__Task statement__. Only a number is wanted here: the count of lines in the entries below that contain the word "JSON".

──────────

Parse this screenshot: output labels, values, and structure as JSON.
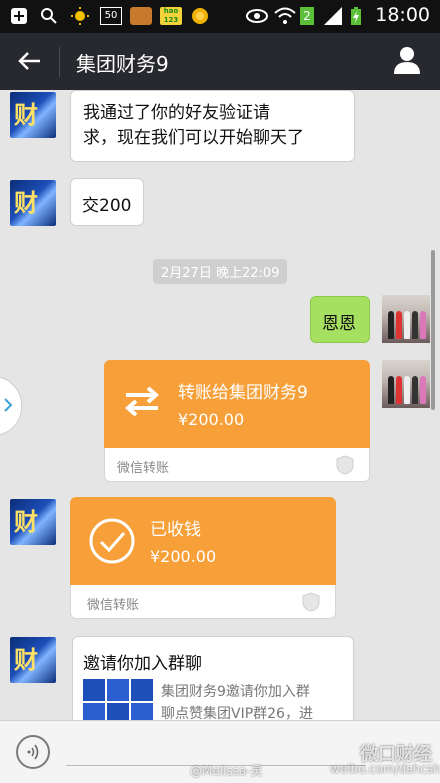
{
  "status_bar": {
    "time": "18:00",
    "icons": [
      "add-icon",
      "search-icon",
      "brightness-icon",
      "battery-50-icon",
      "game-icon",
      "hao123-icon",
      "coin-icon",
      "eye-icon",
      "wifi-icon",
      "sim-2-icon",
      "signal-icon",
      "charging-battery-icon"
    ],
    "badge_50": "50",
    "badge_2": "2",
    "hao123": "hao 123"
  },
  "header": {
    "title": "集团财务9",
    "back_icon": "back-arrow-icon",
    "profile_icon": "person-icon"
  },
  "messages": {
    "m1": {
      "line1": "我通过了你的好友验证请",
      "line2": "求，现在我们可以开始聊天了"
    },
    "m2": {
      "text": "交200"
    },
    "timestamp": "2月27日 晚上22:09",
    "m3": {
      "text": "恩恩"
    },
    "transfer_sent": {
      "title": "转账给集团财务9",
      "amount": "¥200.00",
      "footer": "微信转账"
    },
    "transfer_received": {
      "title": "已收钱",
      "amount": "¥200.00",
      "footer": "微信转账"
    },
    "invite": {
      "title": "邀请你加入群聊",
      "line1": "集团财务9邀请你加入群",
      "line2": "聊点赞集团VIP群26，进"
    }
  },
  "bottom_bar": {
    "voice_icon": "voice-icon"
  },
  "watermark": {
    "weibo": "@Melissa-灵",
    "url": "weibo.com/dshcsh",
    "brand": "微口财经"
  },
  "colors": {
    "appbar": "#27292e",
    "chat_bg": "#e5e5e5",
    "green_bubble": "#a6e060",
    "transfer_orange": "#f7a03a"
  }
}
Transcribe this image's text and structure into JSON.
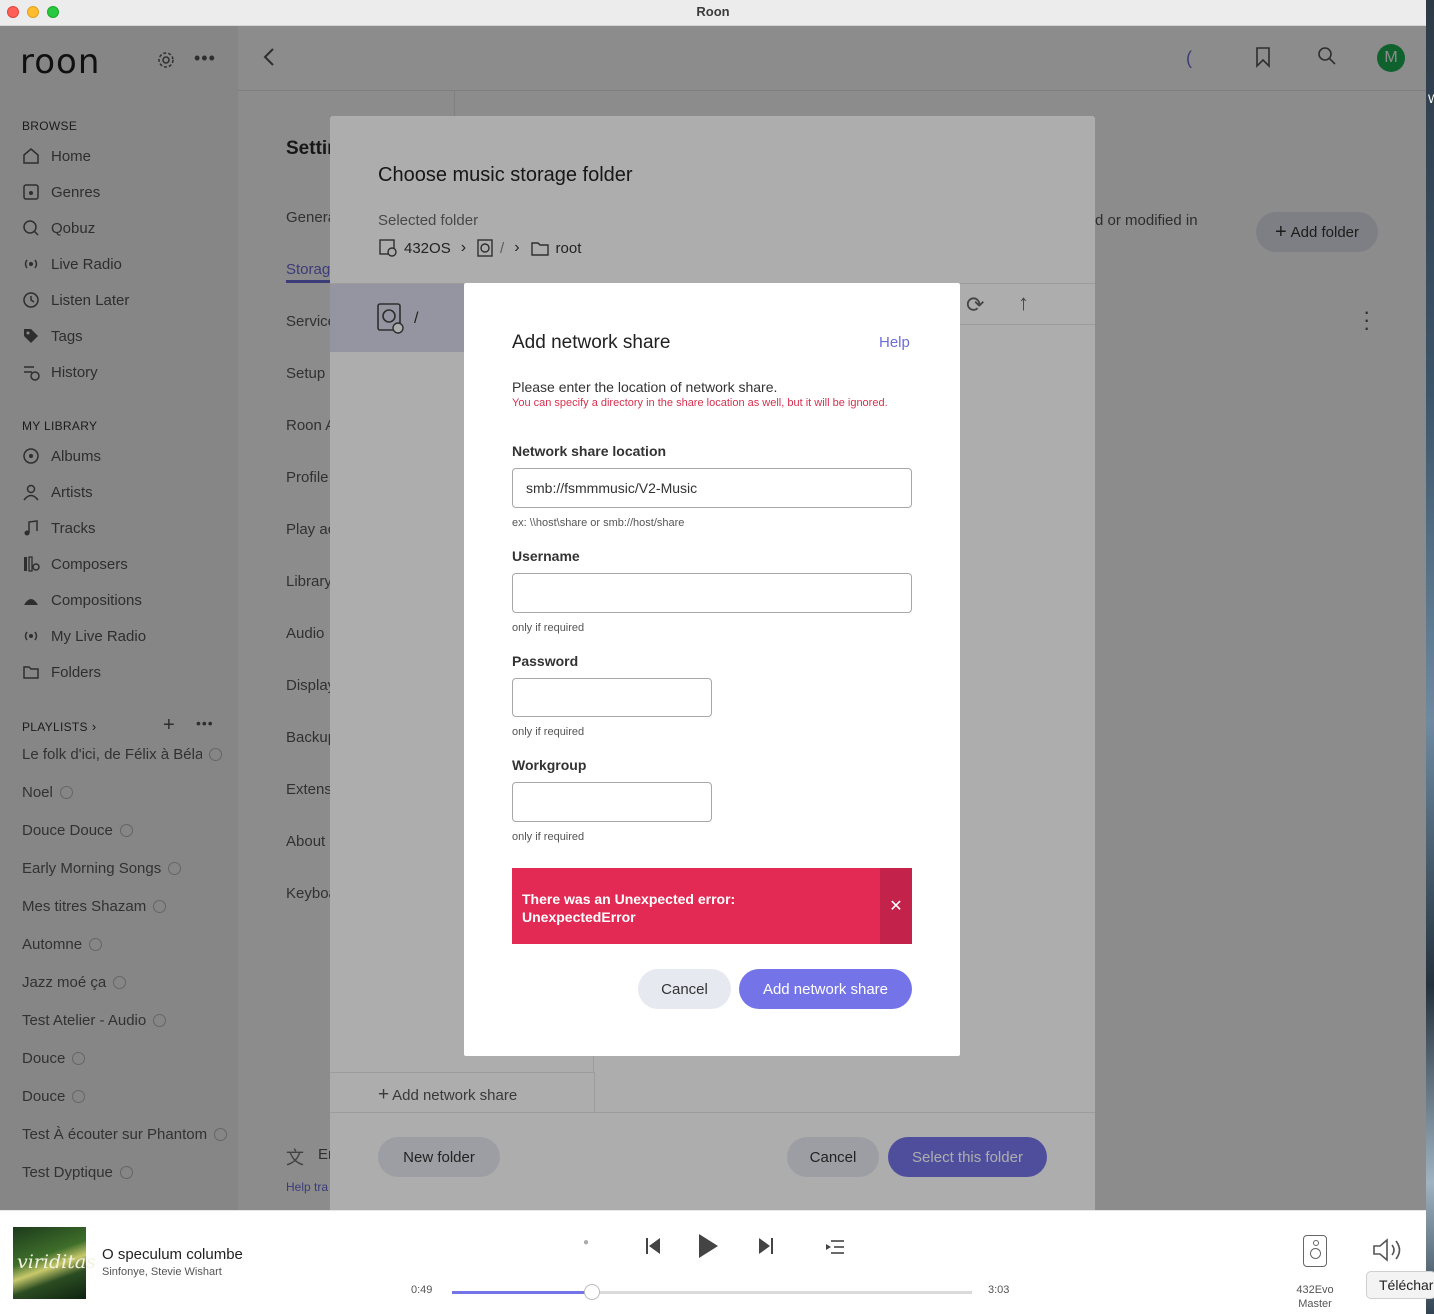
{
  "window": {
    "title": "Roon"
  },
  "sidebar": {
    "logo": "roon",
    "browse_title": "BROWSE",
    "browse": [
      {
        "label": "Home",
        "icon": "home-icon"
      },
      {
        "label": "Genres",
        "icon": "genres-icon"
      },
      {
        "label": "Qobuz",
        "icon": "qobuz-icon"
      },
      {
        "label": "Live Radio",
        "icon": "radio-icon"
      },
      {
        "label": "Listen Later",
        "icon": "clock-icon"
      },
      {
        "label": "Tags",
        "icon": "tag-icon"
      },
      {
        "label": "History",
        "icon": "history-icon"
      }
    ],
    "library_title": "MY LIBRARY",
    "library": [
      {
        "label": "Albums",
        "icon": "album-icon"
      },
      {
        "label": "Artists",
        "icon": "artist-icon"
      },
      {
        "label": "Tracks",
        "icon": "note-icon"
      },
      {
        "label": "Composers",
        "icon": "composer-icon"
      },
      {
        "label": "Compositions",
        "icon": "composition-icon"
      },
      {
        "label": "My Live Radio",
        "icon": "radio-icon"
      },
      {
        "label": "Folders",
        "icon": "folder-icon"
      }
    ],
    "playlists_title": "PLAYLISTS",
    "playlists": [
      "Le folk d'ici, de Félix à Béla",
      "Noel",
      "Douce Douce",
      "Early Morning Songs",
      "Mes titres Shazam",
      "Automne",
      "Jazz moé ça",
      "Test Atelier - Audio",
      "Douce",
      "Douce",
      "Test À écouter sur Phantom",
      "Test Dyptique"
    ]
  },
  "topbar": {
    "avatar_letter": "M",
    "loading_glyph": "("
  },
  "settings": {
    "title": "Settin",
    "nav": [
      "Genera",
      "Storag",
      "Service",
      "Setup",
      "Roon A",
      "Profile",
      "Play ac",
      "Library",
      "Audio",
      "Display",
      "Backup",
      "Extens",
      "About",
      "Keyboa"
    ],
    "active_index": 1,
    "desc_fragment": "d or modified in",
    "add_folder": "Add folder",
    "language_fragment": "En",
    "help_translate": "Help tra"
  },
  "storage_dialog": {
    "title": "Choose music storage folder",
    "selected_label": "Selected folder",
    "breadcrumb": [
      "432OS",
      "/",
      "root"
    ],
    "drive_name": "/",
    "add_network_share": "Add network share",
    "new_folder": "New folder",
    "cancel": "Cancel",
    "select": "Select this folder"
  },
  "share_dialog": {
    "title": "Add network share",
    "help": "Help",
    "intro": "Please enter the location of network share.",
    "warning": "You can specify a directory in the share location as well, but it will be ignored.",
    "location_label": "Network share location",
    "location_value": "smb://fsmmmusic/V2-Music",
    "location_hint": "ex: \\\\host\\share or smb://host/share",
    "username_label": "Username",
    "username_hint": "only if required",
    "password_label": "Password",
    "password_hint": "only if required",
    "workgroup_label": "Workgroup",
    "workgroup_hint": "only if required",
    "error": "There was an Unexpected error: UnexpectedError",
    "cancel": "Cancel",
    "submit": "Add network share"
  },
  "player": {
    "cover_text": "viriditas",
    "track": "O speculum columbe",
    "artist": "Sinfonye, Stevie Wishart",
    "elapsed": "0:49",
    "duration": "3:03",
    "progress": 0.27,
    "zone_name": "432Evo",
    "zone_role": "Master"
  },
  "desktop": {
    "download_fragment": "Télécharg",
    "corner_fragment": "W"
  },
  "colors": {
    "accent": "#7474e8",
    "error": "#e22a54",
    "avatar": "#1db354"
  }
}
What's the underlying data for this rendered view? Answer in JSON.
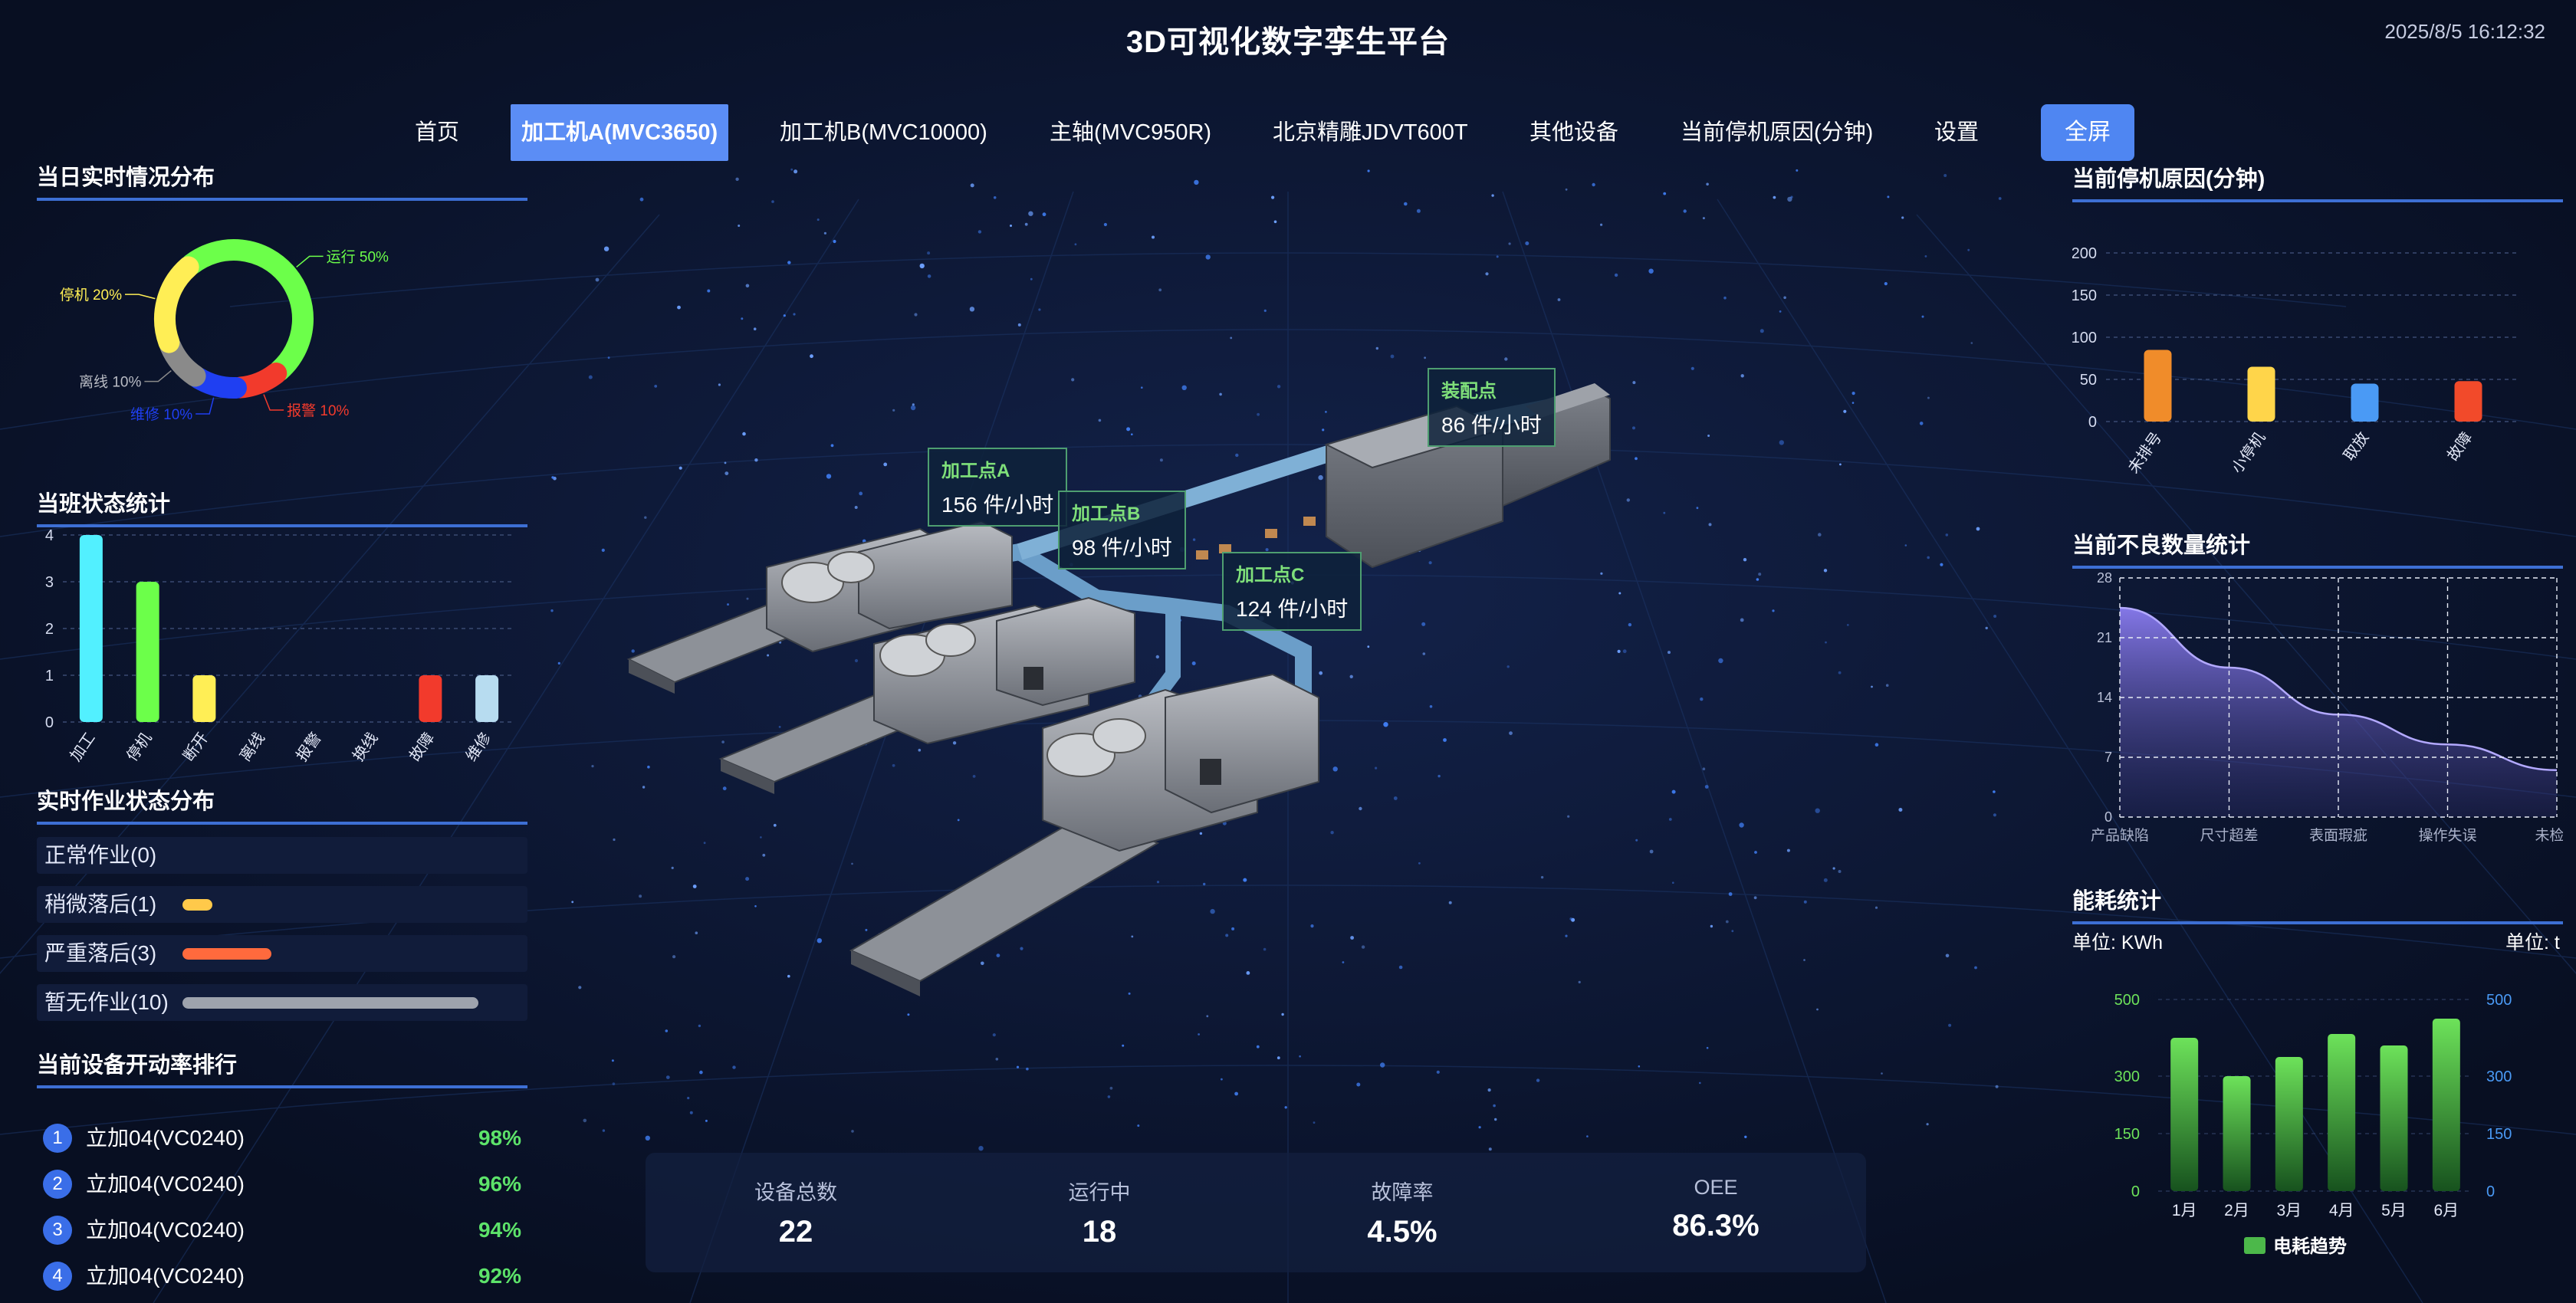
{
  "header": {
    "title": "3D可视化数字孪生平台",
    "datetime": "2025/8/5 16:12:32"
  },
  "nav": {
    "items": [
      "首页",
      "加工机A(MVC3650)",
      "加工机B(MVC10000)",
      "主轴(MVC950R)",
      "北京精雕JDVT600T",
      "其他设备",
      "当前停机原因(分钟)",
      "设置"
    ],
    "active_index": 1,
    "fullscreen_label": "全屏"
  },
  "colors": {
    "accent": "#3d6fd4",
    "run": "#6cff4a",
    "alarm": "#f23a2c",
    "repair": "#1f3ff2",
    "offline": "#8a8a8a",
    "stop": "#ffee55",
    "cyan": "#52f0ff"
  },
  "left": {
    "realtime_title": "当日实时情况分布",
    "shift_title": "当班状态统计",
    "job_title": "实时作业状态分布",
    "rate_title": "当前设备开动率排行",
    "job_status": [
      {
        "label": "正常作业(0)",
        "value": 0,
        "color": "#5fd0ff"
      },
      {
        "label": "稍微落后(1)",
        "value": 1,
        "color": "#ffc94a"
      },
      {
        "label": "严重落后(3)",
        "value": 3,
        "color": "#ff6a3d"
      },
      {
        "label": "暂无作业(10)",
        "value": 10,
        "color": "#9ea3ad"
      }
    ],
    "ranking": [
      {
        "rank": "1",
        "name": "立加04(VC0240)",
        "value": "98%"
      },
      {
        "rank": "2",
        "name": "立加04(VC0240)",
        "value": "96%"
      },
      {
        "rank": "3",
        "name": "立加04(VC0240)",
        "value": "94%"
      },
      {
        "rank": "4",
        "name": "立加04(VC0240)",
        "value": "92%"
      }
    ]
  },
  "right": {
    "downtime_title": "当前停机原因(分钟)",
    "defect_title": "当前不良数量统计",
    "energy_title": "能耗统计",
    "energy_unit_left": "单位: KWh",
    "energy_unit_right": "单位: t"
  },
  "stations": [
    {
      "name": "加工点A",
      "rate": "156 件/小时"
    },
    {
      "name": "加工点B",
      "rate": "98 件/小时"
    },
    {
      "name": "加工点C",
      "rate": "124 件/小时"
    },
    {
      "name": "装配点",
      "rate": "86 件/小时"
    }
  ],
  "stats": [
    {
      "label": "设备总数",
      "value": "22"
    },
    {
      "label": "运行中",
      "value": "18"
    },
    {
      "label": "故障率",
      "value": "4.5%"
    },
    {
      "label": "OEE",
      "value": "86.3%"
    }
  ],
  "chart_data": [
    {
      "type": "pie",
      "title": "当日实时情况分布",
      "labels": [
        "运行",
        "报警",
        "维修",
        "离线",
        "停机"
      ],
      "values": [
        50,
        10,
        10,
        10,
        20
      ],
      "colors": [
        "#6cff4a",
        "#f23a2c",
        "#1f3ff2",
        "#8a8a8a",
        "#ffee55"
      ],
      "display_labels": [
        "运行 50%",
        "报警 10%",
        "维修 10%",
        "离线 10%",
        "停机 20%"
      ]
    },
    {
      "type": "bar",
      "title": "当班状态统计",
      "categories": [
        "加工",
        "停机",
        "断开",
        "离线",
        "报警",
        "换线",
        "故障",
        "维修"
      ],
      "values": [
        4,
        3,
        1,
        0,
        0,
        0,
        1,
        1
      ],
      "colors": [
        "#52f0ff",
        "#6cff4a",
        "#ffee55",
        "#52f0ff",
        "#52f0ff",
        "#52f0ff",
        "#f23a2c",
        "#b7dcf0"
      ],
      "ylim": [
        0,
        4
      ],
      "yticks": [
        0,
        1,
        2,
        3,
        4
      ]
    },
    {
      "type": "bar",
      "title": "当前停机原因(分钟)",
      "categories": [
        "未排号",
        "小停机",
        "取放",
        "故障"
      ],
      "values": [
        85,
        65,
        45,
        48
      ],
      "colors": [
        "#f08c2a",
        "#ffd54a",
        "#4a9af5",
        "#f24a2a"
      ],
      "ylim": [
        0,
        200
      ],
      "yticks": [
        0,
        50,
        100,
        150,
        200
      ]
    },
    {
      "type": "area",
      "title": "当前不良数量统计",
      "categories": [
        "产品缺陷",
        "尺寸超差",
        "表面瑕疵",
        "操作失误",
        "未检出"
      ],
      "values": [
        24.5,
        17.5,
        12,
        8.5,
        5.5
      ],
      "ylim": [
        0,
        28
      ],
      "yticks": [
        0,
        7,
        14,
        21,
        28
      ]
    },
    {
      "type": "bar",
      "title": "能耗统计",
      "categories": [
        "1月",
        "2月",
        "3月",
        "4月",
        "5月",
        "6月"
      ],
      "series": [
        {
          "name": "电耗趋势",
          "values": [
            400,
            300,
            350,
            410,
            380,
            450
          ]
        }
      ],
      "ylim": [
        0,
        500
      ],
      "yticks": [
        0,
        150,
        300,
        500
      ],
      "y2ticks": [
        0,
        150,
        300,
        500
      ]
    }
  ]
}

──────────

__Reply__. 3